(SUPPLIED DATA Opens)
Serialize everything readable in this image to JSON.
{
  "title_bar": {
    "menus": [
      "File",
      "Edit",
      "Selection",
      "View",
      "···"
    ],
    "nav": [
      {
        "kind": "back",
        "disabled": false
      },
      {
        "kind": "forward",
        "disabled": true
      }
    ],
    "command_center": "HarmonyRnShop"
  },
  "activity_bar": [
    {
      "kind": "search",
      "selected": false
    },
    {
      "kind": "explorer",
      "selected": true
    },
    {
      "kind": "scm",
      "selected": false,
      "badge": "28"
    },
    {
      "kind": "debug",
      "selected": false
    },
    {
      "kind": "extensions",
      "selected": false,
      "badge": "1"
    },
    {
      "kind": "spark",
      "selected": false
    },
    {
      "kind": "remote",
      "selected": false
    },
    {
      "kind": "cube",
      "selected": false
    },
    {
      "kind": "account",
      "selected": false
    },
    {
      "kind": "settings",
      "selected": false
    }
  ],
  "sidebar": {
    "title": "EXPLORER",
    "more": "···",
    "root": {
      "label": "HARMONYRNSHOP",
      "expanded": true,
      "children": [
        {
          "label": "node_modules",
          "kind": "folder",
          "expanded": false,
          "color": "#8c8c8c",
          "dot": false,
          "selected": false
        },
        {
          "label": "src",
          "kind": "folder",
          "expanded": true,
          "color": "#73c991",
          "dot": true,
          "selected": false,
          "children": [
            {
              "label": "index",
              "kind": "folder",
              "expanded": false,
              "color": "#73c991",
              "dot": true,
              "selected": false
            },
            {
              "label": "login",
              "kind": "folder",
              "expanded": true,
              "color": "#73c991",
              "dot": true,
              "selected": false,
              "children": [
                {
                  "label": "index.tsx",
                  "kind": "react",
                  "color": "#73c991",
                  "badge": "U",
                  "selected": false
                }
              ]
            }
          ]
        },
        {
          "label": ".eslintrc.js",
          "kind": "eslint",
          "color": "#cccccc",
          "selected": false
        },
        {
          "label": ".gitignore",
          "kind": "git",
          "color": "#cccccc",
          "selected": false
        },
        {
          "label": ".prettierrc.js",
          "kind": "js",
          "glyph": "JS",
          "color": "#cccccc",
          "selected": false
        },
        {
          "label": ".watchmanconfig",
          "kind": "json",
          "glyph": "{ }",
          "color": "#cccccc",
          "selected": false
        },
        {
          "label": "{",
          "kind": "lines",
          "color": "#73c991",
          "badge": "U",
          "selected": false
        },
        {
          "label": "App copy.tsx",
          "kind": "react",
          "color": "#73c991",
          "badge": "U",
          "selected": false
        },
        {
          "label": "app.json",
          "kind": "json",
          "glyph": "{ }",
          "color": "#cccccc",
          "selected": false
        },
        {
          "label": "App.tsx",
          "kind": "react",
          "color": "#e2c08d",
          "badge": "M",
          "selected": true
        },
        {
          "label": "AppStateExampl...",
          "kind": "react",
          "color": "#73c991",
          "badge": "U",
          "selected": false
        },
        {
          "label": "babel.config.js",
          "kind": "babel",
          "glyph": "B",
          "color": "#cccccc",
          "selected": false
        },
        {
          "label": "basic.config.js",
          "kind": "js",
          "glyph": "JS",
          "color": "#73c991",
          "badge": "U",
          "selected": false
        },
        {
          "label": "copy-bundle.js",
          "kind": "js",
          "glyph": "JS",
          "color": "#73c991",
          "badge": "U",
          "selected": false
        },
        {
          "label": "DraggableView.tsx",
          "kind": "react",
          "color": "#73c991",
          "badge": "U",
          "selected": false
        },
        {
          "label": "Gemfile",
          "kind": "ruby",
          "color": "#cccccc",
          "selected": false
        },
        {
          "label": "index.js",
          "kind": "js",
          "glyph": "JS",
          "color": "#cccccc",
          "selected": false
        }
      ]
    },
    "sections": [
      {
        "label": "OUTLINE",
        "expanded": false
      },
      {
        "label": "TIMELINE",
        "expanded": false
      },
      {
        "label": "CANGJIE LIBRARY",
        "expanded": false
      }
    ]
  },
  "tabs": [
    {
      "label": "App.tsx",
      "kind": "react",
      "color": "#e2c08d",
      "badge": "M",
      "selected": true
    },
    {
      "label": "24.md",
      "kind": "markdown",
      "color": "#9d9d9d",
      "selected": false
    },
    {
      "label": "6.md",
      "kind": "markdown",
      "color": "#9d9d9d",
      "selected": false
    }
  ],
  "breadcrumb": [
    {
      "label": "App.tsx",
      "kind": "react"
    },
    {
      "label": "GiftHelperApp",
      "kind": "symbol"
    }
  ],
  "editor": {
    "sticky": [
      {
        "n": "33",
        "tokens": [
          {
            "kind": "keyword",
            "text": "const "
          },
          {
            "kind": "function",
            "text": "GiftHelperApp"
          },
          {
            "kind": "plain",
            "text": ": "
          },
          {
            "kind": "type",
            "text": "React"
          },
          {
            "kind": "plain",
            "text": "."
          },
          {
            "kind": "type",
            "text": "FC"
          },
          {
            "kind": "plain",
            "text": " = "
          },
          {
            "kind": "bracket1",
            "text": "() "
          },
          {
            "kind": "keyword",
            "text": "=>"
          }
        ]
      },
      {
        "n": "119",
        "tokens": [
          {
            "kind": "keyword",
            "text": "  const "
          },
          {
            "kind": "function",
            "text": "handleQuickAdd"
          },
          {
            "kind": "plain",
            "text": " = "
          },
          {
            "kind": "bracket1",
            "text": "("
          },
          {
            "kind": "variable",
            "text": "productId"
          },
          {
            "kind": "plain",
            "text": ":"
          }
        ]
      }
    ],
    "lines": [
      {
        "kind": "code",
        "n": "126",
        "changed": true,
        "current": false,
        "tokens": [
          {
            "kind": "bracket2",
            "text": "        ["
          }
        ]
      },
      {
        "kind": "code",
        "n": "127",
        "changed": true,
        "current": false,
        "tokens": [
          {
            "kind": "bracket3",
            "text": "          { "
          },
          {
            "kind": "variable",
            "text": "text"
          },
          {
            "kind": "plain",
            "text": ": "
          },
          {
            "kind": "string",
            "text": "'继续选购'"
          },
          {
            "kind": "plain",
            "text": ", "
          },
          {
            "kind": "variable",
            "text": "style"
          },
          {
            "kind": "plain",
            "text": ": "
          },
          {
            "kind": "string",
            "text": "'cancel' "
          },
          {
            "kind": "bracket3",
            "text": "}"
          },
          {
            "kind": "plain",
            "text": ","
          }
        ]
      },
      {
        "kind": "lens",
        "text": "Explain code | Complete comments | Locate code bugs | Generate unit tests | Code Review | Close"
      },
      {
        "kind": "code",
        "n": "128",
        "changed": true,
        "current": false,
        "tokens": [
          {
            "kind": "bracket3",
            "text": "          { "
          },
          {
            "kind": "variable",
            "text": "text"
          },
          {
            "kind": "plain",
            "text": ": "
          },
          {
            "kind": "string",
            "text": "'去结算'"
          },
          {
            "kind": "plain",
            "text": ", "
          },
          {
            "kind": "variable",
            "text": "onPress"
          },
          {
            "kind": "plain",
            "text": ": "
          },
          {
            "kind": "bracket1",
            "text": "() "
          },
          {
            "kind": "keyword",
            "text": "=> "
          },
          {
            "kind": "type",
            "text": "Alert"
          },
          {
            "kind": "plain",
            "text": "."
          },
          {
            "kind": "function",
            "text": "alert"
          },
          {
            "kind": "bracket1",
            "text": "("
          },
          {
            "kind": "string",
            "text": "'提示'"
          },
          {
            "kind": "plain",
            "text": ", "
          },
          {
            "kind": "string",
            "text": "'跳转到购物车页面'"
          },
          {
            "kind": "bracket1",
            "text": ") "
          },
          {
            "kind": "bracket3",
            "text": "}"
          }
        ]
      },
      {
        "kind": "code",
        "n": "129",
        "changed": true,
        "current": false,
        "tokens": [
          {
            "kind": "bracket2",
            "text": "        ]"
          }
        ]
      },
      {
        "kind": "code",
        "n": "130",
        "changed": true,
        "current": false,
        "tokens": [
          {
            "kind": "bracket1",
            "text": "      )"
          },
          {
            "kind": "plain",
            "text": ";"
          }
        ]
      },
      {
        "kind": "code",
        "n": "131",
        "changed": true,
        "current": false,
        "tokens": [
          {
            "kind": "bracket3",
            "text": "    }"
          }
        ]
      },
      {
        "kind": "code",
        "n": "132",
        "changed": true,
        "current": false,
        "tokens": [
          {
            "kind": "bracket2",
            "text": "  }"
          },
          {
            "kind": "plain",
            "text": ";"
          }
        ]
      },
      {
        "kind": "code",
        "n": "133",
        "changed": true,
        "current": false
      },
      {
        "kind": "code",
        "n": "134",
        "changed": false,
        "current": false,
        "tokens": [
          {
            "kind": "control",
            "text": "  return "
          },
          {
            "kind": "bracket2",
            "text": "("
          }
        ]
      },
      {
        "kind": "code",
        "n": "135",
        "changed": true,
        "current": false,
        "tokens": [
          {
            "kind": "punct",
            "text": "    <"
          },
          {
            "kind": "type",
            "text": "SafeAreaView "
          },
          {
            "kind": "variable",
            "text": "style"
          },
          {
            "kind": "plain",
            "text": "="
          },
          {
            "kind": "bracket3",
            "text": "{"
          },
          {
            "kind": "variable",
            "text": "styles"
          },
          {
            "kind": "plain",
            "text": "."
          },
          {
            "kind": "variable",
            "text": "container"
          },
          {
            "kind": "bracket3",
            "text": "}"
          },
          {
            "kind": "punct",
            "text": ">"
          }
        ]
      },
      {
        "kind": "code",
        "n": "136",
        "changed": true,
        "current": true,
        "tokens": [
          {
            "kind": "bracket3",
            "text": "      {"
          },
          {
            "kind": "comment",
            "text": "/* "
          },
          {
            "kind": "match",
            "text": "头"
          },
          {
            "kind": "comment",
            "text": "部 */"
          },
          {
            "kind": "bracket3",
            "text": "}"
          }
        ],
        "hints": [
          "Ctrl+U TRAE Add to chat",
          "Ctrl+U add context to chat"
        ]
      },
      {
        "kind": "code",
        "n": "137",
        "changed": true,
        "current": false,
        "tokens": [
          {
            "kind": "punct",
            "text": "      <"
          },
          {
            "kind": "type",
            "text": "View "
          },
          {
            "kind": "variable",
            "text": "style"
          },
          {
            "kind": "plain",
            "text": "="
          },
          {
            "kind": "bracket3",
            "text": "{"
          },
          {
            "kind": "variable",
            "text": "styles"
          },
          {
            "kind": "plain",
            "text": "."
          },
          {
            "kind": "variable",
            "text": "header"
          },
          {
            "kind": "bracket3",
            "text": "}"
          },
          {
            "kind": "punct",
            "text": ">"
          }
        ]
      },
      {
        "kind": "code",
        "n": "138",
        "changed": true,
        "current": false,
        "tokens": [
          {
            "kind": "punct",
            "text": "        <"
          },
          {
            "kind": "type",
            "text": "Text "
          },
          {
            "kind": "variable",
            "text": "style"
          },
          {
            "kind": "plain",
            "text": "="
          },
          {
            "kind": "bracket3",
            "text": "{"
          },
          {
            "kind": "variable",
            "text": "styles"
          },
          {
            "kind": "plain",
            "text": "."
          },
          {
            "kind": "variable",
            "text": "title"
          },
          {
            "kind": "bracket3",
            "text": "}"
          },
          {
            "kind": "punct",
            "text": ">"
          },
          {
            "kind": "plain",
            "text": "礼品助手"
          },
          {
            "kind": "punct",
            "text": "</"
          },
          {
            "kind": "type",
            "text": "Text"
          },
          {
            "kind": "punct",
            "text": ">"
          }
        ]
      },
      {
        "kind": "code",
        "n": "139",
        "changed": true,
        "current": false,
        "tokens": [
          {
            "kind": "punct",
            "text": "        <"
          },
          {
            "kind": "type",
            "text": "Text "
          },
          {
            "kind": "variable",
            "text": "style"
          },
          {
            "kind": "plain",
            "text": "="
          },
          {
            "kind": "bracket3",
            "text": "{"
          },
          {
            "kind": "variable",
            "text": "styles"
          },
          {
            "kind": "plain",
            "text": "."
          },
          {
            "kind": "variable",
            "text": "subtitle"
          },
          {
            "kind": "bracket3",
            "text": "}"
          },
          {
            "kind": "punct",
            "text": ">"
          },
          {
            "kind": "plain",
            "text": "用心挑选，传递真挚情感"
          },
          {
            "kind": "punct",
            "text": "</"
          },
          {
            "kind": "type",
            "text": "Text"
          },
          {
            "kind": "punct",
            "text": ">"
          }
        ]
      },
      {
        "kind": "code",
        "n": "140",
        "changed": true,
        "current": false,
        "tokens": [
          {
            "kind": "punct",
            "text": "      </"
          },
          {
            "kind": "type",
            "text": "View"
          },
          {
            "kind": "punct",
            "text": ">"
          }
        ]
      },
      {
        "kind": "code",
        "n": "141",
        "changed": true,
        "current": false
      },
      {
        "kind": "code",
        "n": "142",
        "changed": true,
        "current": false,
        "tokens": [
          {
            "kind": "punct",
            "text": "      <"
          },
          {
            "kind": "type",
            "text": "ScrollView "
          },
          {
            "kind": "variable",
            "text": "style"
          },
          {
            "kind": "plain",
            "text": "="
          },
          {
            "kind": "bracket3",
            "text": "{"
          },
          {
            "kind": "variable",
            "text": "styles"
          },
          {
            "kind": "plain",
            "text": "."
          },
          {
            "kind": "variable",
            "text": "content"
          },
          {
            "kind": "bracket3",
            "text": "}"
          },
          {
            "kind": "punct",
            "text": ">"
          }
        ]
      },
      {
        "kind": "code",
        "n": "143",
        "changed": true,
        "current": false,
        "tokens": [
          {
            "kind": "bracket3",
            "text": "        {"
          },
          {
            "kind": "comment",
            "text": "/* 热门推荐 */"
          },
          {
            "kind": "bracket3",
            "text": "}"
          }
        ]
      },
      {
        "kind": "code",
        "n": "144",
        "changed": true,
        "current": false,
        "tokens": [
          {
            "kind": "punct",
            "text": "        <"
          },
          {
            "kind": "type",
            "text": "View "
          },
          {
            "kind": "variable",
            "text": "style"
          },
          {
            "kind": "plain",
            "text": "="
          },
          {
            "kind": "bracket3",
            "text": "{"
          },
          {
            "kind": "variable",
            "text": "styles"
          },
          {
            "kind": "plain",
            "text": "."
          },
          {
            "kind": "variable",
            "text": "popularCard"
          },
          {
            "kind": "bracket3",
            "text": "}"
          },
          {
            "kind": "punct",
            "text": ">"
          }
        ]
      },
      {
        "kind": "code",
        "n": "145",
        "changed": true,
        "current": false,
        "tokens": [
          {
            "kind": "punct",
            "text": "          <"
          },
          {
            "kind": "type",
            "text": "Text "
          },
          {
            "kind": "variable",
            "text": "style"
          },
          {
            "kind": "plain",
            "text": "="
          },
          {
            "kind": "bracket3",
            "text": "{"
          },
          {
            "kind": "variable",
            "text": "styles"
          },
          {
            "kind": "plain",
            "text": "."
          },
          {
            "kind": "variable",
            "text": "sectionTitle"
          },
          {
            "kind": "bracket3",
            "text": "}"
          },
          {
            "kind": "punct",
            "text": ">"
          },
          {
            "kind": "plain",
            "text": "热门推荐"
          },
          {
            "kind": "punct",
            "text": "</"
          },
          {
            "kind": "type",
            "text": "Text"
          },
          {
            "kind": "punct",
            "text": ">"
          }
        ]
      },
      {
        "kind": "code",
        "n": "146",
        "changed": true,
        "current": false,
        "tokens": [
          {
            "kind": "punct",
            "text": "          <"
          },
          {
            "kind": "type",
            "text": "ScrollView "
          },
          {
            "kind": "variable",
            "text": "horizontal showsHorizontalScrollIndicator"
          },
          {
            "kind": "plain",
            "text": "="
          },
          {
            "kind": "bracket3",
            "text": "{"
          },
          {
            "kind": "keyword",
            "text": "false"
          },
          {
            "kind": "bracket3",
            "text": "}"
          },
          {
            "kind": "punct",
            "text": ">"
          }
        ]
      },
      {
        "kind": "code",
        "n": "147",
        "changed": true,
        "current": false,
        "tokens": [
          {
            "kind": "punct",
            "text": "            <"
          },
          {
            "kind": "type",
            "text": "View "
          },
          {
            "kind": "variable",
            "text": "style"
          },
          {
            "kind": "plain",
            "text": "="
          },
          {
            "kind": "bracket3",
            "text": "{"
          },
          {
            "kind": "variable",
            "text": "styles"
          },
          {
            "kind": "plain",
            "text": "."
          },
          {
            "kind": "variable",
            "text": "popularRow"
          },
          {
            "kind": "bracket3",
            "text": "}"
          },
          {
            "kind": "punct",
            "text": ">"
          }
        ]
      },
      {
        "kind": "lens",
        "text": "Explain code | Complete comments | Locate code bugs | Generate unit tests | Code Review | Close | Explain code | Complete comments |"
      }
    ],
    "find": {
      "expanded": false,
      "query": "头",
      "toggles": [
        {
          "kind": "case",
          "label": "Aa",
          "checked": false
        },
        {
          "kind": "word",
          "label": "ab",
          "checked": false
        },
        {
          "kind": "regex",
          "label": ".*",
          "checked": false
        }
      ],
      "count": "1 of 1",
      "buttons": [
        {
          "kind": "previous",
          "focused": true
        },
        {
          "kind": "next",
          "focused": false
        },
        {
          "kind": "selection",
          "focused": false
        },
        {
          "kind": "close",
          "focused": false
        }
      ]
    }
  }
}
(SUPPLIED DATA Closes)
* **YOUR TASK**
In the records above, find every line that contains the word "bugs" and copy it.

* **EXERCISE RESULT**
        "text": "Explain code | Complete comments | Locate code bugs | Generate unit tests | Code Review | Close"
        "text": "Explain code | Complete comments | Locate code bugs | Generate unit tests | Code Review | Close | Explain code | Complete comments |"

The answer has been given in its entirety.